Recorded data
━━━━━━━━━━

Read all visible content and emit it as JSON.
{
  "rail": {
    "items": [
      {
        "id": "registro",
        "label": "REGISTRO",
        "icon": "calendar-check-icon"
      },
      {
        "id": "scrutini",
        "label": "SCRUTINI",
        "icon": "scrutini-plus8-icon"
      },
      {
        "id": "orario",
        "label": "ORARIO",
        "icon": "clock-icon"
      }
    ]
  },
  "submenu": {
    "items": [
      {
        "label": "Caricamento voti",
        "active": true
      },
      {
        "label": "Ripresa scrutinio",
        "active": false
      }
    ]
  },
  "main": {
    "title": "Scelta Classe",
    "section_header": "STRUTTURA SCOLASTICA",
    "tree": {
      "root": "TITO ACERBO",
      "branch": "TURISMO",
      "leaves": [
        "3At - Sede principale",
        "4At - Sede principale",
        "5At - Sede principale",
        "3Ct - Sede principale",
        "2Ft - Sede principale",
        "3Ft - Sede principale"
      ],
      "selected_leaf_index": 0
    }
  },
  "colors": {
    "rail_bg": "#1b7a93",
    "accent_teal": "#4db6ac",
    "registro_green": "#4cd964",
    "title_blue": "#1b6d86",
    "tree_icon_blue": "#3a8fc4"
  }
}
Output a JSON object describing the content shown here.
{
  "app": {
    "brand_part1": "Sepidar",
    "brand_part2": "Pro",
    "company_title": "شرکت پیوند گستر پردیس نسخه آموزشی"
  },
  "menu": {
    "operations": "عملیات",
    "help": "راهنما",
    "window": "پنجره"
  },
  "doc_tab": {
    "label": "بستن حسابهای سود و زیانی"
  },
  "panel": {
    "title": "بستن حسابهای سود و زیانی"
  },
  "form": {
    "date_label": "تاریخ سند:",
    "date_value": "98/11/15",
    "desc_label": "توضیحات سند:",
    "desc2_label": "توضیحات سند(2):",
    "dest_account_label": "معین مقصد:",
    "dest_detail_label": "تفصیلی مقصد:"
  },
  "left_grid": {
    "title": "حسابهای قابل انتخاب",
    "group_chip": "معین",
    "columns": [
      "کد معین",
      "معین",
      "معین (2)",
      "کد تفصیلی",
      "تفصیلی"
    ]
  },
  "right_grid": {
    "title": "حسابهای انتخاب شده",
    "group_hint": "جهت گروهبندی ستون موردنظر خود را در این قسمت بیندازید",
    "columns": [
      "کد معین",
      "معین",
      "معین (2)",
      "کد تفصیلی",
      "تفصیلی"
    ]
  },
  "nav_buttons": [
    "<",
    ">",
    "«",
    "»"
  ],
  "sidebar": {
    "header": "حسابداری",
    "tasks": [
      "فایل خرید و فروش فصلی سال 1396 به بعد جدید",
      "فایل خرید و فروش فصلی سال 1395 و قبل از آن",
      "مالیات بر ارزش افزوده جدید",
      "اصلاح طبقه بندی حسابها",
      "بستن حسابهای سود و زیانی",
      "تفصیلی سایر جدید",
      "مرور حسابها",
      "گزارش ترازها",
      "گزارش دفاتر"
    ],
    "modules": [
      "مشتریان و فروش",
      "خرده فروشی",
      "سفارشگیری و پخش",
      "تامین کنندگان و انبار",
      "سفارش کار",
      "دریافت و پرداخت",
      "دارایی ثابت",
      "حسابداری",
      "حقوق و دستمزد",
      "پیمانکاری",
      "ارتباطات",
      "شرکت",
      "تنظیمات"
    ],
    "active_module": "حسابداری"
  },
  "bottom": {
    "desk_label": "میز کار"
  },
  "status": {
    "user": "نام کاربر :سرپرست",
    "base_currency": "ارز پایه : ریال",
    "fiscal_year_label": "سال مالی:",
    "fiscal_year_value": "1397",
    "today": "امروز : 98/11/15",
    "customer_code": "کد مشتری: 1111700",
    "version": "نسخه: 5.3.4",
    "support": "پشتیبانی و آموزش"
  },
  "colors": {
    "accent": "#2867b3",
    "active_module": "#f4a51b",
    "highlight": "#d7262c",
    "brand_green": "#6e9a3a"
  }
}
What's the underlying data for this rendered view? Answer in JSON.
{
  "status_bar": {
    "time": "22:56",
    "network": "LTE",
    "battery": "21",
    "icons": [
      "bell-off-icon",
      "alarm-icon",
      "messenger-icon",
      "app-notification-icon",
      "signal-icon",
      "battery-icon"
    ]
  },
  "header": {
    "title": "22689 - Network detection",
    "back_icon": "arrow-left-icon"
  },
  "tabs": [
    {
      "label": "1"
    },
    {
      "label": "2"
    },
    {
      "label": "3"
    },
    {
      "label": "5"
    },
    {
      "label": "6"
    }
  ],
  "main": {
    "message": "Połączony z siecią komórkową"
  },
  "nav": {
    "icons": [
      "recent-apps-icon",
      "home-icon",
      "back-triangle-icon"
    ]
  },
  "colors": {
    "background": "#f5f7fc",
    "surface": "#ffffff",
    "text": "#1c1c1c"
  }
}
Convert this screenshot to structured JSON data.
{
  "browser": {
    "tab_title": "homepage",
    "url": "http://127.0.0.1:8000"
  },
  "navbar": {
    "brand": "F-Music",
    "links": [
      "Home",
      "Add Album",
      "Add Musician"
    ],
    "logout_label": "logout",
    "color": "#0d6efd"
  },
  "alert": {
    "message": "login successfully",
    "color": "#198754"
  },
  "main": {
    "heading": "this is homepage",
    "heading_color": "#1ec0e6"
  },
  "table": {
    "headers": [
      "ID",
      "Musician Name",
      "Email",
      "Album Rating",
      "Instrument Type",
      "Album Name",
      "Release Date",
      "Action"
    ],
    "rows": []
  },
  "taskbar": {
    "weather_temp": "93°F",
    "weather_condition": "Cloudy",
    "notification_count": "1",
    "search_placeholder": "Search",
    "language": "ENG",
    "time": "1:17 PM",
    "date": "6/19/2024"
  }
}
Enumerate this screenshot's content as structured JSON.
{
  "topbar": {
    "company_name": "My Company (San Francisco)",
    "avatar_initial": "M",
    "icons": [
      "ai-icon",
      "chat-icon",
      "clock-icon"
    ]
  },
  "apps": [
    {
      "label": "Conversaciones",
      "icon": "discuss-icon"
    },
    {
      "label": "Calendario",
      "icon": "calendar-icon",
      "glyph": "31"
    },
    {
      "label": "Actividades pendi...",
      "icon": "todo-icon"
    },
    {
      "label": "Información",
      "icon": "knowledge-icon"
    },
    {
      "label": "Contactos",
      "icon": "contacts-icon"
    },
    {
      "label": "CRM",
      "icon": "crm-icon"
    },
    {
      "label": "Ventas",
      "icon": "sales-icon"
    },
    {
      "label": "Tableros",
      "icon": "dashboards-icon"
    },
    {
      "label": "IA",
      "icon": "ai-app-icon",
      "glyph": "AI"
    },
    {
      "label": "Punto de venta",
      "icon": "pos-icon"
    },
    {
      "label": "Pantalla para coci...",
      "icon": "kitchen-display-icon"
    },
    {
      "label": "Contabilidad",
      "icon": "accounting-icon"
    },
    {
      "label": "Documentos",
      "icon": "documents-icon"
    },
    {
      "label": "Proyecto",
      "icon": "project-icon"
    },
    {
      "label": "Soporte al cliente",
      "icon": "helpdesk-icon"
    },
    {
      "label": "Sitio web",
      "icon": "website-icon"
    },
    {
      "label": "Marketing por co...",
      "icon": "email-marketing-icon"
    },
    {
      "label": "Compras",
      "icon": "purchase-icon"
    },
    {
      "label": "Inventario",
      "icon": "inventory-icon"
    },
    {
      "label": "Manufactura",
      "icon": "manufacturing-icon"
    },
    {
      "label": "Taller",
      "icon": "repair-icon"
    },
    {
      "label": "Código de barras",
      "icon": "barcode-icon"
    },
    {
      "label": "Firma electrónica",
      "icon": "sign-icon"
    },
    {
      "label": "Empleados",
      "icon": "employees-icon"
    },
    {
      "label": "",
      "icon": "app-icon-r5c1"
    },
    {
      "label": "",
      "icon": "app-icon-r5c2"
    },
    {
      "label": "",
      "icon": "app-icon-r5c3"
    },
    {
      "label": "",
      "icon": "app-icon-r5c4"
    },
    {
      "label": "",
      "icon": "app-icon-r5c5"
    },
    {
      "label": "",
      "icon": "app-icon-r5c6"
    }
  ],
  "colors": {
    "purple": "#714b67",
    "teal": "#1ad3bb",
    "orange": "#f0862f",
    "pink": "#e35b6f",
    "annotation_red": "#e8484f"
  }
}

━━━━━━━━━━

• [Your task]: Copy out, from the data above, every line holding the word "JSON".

• [Completed task]:
Read all visible content and emit it as JSON.
Output a JSON object describing the content shown here.
What's the underlying data for this rendered view? Answer in JSON.
Convert this screenshot to structured JSON data.
Enumerate this screenshot's content as structured JSON.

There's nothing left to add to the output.